Now available in paperback (Picador, £9.99)
This memoir is everything you would expect from a wordsmith and a poet and more.
Truth truly is often stranger than fiction and the stories of his trajectory from punk performance poet to national treasure are fascinating, compelling and occasionally terrifying. This is one of the most upbeat and optimistic books you will read this year. The choice of title, I Wanna Be Yours speaks to me of love, acceptance and inspiration. Reading his story has filled in some of the gaps, solved some of the mysteries and answered some of my questions as I found, lost and then rediscovered him over the years.
Those who are familiar with his work and the ups and downs of his career will be aware that aspects of his story takes us to dark places, but there is definitely light at the end of the tunnel, and it isn’t the headlights of an oncoming train. His style of writing is all about observing life and he has brought that acute observation to his own story. I too grew up in Salford, just a few years behind Cooper Clarke. I realise now that I saw some of his earliest performances, though I missed the significant one at Bernard Manning’s Embassy Club, the one that convinced him he could stand up in front of any audience as long as their reaction to him wasn’t one of indifference. I knew he worked at Salford Technical College. My boyfriend was a roadie, working for Factory and Alan Wise, and we thought it was a great idea to have a support act that involved minimum set up. Just a poet, a microphone and a notebook. I hadn’t appreciated that he’d had TB as a young teenager. Already introspective, isolation and convalescence made him more of a loner.

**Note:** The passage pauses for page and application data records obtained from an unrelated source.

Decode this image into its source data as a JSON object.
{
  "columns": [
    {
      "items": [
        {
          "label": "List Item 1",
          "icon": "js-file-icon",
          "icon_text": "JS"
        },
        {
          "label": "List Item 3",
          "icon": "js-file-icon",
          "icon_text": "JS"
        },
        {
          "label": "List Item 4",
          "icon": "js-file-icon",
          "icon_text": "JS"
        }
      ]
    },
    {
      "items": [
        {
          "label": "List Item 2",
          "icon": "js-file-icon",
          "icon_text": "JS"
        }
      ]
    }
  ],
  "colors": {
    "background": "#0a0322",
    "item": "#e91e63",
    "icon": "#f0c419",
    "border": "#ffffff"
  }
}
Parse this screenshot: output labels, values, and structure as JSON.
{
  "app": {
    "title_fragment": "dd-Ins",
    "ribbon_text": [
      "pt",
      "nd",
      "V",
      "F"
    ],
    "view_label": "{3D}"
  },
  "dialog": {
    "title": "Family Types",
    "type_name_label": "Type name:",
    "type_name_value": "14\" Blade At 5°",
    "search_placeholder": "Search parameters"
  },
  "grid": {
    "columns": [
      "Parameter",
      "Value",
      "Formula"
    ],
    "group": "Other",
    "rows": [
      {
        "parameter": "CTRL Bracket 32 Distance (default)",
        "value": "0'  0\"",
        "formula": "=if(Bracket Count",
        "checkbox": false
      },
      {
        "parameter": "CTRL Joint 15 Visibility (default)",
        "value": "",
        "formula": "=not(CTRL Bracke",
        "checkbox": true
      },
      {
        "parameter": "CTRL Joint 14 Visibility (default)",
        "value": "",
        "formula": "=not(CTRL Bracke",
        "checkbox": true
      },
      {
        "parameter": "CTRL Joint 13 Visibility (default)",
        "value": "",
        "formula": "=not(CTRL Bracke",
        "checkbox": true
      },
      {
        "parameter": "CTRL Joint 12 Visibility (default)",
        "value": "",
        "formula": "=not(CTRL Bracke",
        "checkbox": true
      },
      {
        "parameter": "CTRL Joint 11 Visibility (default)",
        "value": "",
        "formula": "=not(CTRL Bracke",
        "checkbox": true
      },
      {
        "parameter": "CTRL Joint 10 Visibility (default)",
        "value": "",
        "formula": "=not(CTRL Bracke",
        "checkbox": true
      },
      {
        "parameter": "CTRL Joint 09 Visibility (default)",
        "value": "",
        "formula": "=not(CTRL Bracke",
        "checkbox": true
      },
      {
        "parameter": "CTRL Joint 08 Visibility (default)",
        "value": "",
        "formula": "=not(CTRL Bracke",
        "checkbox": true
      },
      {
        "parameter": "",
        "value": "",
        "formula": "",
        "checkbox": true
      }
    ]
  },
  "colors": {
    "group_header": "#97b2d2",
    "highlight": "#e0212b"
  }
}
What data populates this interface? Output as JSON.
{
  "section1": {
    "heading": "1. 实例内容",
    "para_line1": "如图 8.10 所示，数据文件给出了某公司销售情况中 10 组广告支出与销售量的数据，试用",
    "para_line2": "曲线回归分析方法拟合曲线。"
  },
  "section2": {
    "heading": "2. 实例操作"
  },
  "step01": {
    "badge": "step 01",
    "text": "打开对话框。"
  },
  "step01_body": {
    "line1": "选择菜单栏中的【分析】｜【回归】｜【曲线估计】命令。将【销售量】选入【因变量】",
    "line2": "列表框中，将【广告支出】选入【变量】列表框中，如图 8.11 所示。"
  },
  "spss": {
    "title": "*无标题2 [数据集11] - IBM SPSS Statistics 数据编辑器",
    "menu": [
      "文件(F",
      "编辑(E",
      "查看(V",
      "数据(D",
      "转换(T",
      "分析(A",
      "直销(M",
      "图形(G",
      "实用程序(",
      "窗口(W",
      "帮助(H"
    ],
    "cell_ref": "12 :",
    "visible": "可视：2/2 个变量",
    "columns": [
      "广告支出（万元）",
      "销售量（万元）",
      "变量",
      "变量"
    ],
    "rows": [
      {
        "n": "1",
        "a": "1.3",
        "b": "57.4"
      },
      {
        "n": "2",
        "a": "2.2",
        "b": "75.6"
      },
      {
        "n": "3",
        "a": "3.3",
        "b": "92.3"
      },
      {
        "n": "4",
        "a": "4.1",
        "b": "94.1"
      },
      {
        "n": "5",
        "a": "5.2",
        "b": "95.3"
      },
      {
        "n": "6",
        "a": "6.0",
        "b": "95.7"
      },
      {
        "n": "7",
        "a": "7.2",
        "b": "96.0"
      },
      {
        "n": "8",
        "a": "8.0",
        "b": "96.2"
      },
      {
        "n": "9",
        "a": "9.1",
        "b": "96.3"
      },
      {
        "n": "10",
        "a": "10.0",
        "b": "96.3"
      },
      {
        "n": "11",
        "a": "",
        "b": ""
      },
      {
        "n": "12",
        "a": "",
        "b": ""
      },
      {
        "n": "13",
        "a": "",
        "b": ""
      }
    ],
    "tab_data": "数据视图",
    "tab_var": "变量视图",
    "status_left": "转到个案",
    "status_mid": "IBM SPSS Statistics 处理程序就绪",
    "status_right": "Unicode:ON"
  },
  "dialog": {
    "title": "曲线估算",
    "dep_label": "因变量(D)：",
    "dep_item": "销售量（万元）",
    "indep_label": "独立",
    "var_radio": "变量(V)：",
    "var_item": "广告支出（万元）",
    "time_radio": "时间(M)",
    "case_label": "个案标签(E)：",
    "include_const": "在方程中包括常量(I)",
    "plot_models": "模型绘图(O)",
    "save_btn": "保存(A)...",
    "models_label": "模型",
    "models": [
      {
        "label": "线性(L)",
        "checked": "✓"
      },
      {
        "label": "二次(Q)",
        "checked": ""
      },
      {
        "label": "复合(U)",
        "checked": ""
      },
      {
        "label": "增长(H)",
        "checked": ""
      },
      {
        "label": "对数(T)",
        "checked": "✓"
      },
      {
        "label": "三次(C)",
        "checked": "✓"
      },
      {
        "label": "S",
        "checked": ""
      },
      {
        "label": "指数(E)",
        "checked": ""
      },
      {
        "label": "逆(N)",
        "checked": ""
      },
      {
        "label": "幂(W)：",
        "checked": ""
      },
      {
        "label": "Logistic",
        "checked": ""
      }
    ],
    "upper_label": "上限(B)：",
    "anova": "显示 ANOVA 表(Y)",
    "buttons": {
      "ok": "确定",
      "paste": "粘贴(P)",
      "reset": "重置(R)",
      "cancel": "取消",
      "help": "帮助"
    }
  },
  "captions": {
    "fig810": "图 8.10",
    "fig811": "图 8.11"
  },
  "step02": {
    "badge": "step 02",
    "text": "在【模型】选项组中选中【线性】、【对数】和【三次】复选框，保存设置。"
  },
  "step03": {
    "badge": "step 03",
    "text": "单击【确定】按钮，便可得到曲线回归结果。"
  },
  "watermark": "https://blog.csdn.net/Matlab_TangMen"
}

The first part of the book could stand alone as a memoir of a Salford childhood in the fifties and sixties. It’s a coming of age story shared by many of us growing up in Manchester and Salford, and there’s so much I recognise and relate to. It stands as a social and local history as much as a personal one. That John Cooper Clarke is now known as the Bard of Salford is significant too. He gave the city a voice and an identity beyond being synonymous with slums, in spite of Beasley Street. That voice is his distinctive voice, that unmistakable delivery that no-one else can match. Poems we learnt at school in my day were recited with a posh accent. It just doesn’t work with Cooper Clarke’s poems. Manchester and Salford had merged with the creation of the Greater Manchester County and if you are from Salford it is often simpler to describe yourself as Mancunian, but they were once very different places and John Cooper Clarke identified and celebrated that.
In the early eighties our paths still crossed occasionally. The Invisible Girls, his band, included old friends and my next door neighbour. Then life took me away from Manchester and I lost touch with Cooper Clarke and his career to the point where I wasn’t even sure if he was still with us in those pre-internet days. I’d heard rumours. Eventually, I discovered James Young’s book about Nico, Songs They Never Play On The Radio and that provided some insight into Cooper Clarke’s fate and difficulties.
He doesn’t shy away from discussing the drugs, the attractions of addiction and the complications of his relationships, but he doesn’t dwell on them. With his wit, powers of observation and way with words he describes some of those experiences in an insightful and even entertaining way. You can only be relieved and happy that he has lived to tell the tale.
Occasionally there are flashes of stand up material in his descriptions and his voice kicks in, reminding you that this was his reality. This is not a work of fiction. The cast of characters grows through the eighties and nineties, with collaborations and support from Music Force, Alan Wise, Rabid Records, Elvis Costello, Richard Hell, Mark E Smith and The Fall, Slim Gaillard, New Order and Joe Strummer to name a few of his connections. Touring took him far and wide, and across the world, with associated difficulties around the procurement of essential supplies. There’s something surreal about the way his career was rescued by a Sugar Puffs advert. It could even be described as poetic, part of the legend. His inclusion on the English GCSE syllabus also spread the word, as he embarked on school tours up and down the country. As well as his fascination with words and pharmaceuticals, he also reminds us just how strong his passion for fashion is. He is a dandy with an image as distinctive as his accent.
Back in the seventies he was part of a new wave of performance poets and stand up comedians. He has been a source of inspiration for at least two generations. If he hadn’t been on the syllabus, we might not have had the Arctic Monkeys. He is now a family man with a successful career as a poet and comedian, with appearances on quiz and chat shows, a commission from the National Trust and an honorary doctorate from Salford University.
The book ends with him about to appear at the London Palladium. His life is a triumph. His career moves onwards and upwards. His audiences span all demographics. ‘Looking back on it now, I can see that although I like to think I’ve led a charmed life, I never took the safe route. I always thought it might not be good right now, but it’s going to pay off later; this gets me that. And every time, I’ve been proven right in the fullness of time.’ Looking to the future he observes, ‘Poetry is not something you have to retire from.’ That’s great news.
You can find I Wanna Be Yours – just released in paperback on Amazon.
Photo of John Cooper Clarke (c) Paul Wolfgang Webster
All words by Nicky Crewe. More writing by Nicky on Louder Than War can be found at her author’s archive